# Task goal:
Search the records for lines with the word "para" and copy each match.

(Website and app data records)
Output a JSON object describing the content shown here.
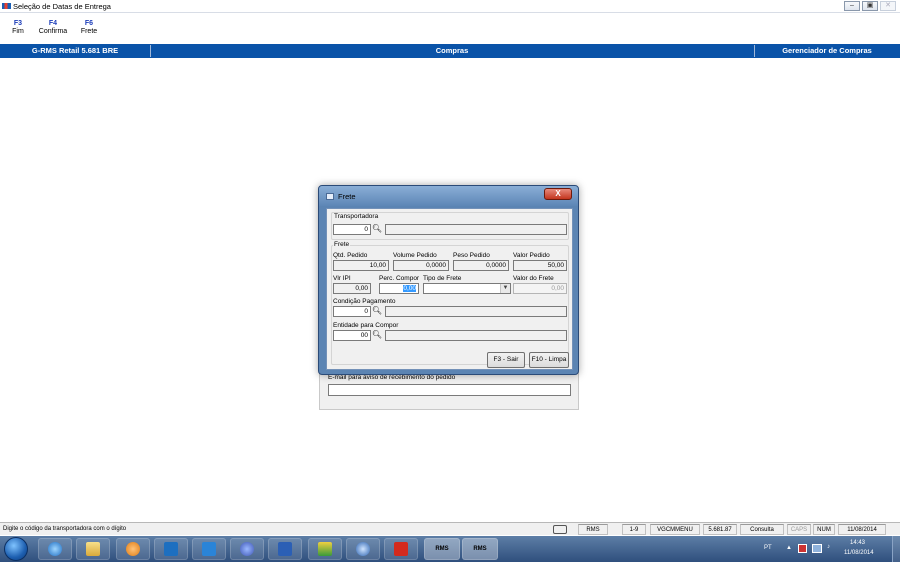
{
  "window": {
    "title": "Seleção de Datas de Entrega",
    "controls": [
      "‒",
      "▣",
      "✕"
    ]
  },
  "toolbar": {
    "keys": [
      {
        "key": "F3",
        "label": "Fim"
      },
      {
        "key": "F4",
        "label": "Confirma"
      },
      {
        "key": "F6",
        "label": "Frete"
      }
    ]
  },
  "header": {
    "app_version": "G-RMS Retail 5.681 BRE",
    "module": "Compras",
    "manager": "Gerenciador de Compras"
  },
  "background_panel": {
    "email_label": "E-mail para aviso de recebimento do pedido",
    "email_value": ""
  },
  "dialog": {
    "title": "Frete",
    "close": "X",
    "transportadora": {
      "label": "Transportadora",
      "code": "0",
      "name": ""
    },
    "frete": {
      "group_label": "Frete",
      "qtd_pedido": {
        "label": "Qtd. Pedido",
        "value": "10,00"
      },
      "volume_pedido": {
        "label": "Volume Pedido",
        "value": "0,0000"
      },
      "peso_pedido": {
        "label": "Peso Pedido",
        "value": "0,0000"
      },
      "valor_pedido": {
        "label": "Valor Pedido",
        "value": "50,00"
      },
      "vlr_ipi": {
        "label": "Vlr IPI",
        "value": "0,00"
      },
      "perc_compor": {
        "label": "Perc. Compor",
        "value": "0,00"
      },
      "tipo_frete": {
        "label": "Tipo de Frete",
        "value": ""
      },
      "valor_frete": {
        "label": "Valor do Frete",
        "value": "0,00"
      },
      "condicao_pagamento": {
        "label": "Condição Pagamento",
        "code": "0",
        "name": ""
      },
      "entidade_compor": {
        "label": "Entidade para Compor",
        "code": "00",
        "name": ""
      }
    },
    "buttons": {
      "sair": "F3 - Sair",
      "limpa": "F10 - Limpa"
    }
  },
  "statusbar": {
    "message": "Digite o código da transportadora com o dígito",
    "cells": [
      "RMS",
      "1-9",
      "VGCMMENU",
      "5.681.87",
      "Consulta",
      "CAPS",
      "NUM",
      "11/08/2014"
    ]
  },
  "taskbar": {
    "apps": [
      "",
      "",
      "",
      "",
      "",
      "",
      "",
      "",
      "",
      "",
      "RMS",
      "RMS"
    ],
    "tray": {
      "lang": "PT",
      "time": "14:43",
      "date": "11/08/2014"
    }
  }
}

# Answer for the task:
    "email_label": "E-mail para aviso de recebimento do pedido",
        "label": "Entidade para Compor",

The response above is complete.